━━━━━ Source data ━━━━━

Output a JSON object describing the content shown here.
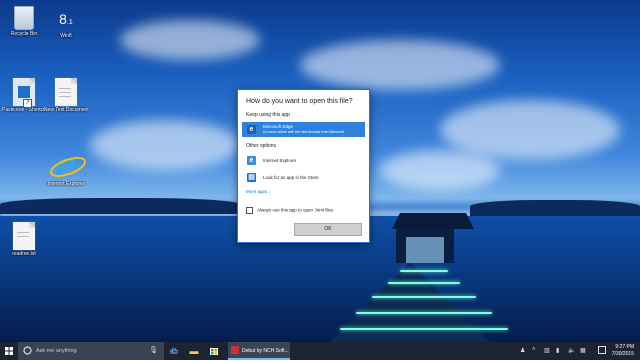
{
  "desktop": {
    "icons": [
      {
        "label": "Recycle Bin"
      },
      {
        "label": "Win8"
      },
      {
        "label": "Paste.exe - Shortcut"
      },
      {
        "label": "New Text Document.txt"
      },
      {
        "label": "Internet Explorer"
      },
      {
        "label": "readme.txt"
      }
    ]
  },
  "dialog": {
    "title": "How do you want to open this file?",
    "keep_label": "Keep using this app",
    "primary_app": {
      "name": "Microsoft Edge",
      "desc": "Do more online with the new browser from Microsoft.",
      "icon": "edge-icon"
    },
    "other_label": "Other options",
    "other_apps": [
      {
        "name": "Internet Explorer",
        "icon": "ie-icon"
      },
      {
        "name": "Look for an app in the Store",
        "icon": "store-icon"
      }
    ],
    "more_apps": "More apps ↓",
    "always_label": "Always use this app to open .html files",
    "always_checked": false,
    "ok_label": "OK"
  },
  "taskbar": {
    "search_placeholder": "Ask me anything",
    "open_app": "Debut by NCH Soft...",
    "time": "9:27 PM",
    "date": "7/30/2015"
  },
  "colors": {
    "accent": "#2d82dc",
    "taskbar": "#1c2433",
    "dialog_border": "#2a6fd6"
  }
}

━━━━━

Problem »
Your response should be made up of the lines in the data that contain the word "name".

Completed task »
      "name": "Microsoft Edge",
        "name": "Internet Explorer",
        "name": "Look for an app in the Store",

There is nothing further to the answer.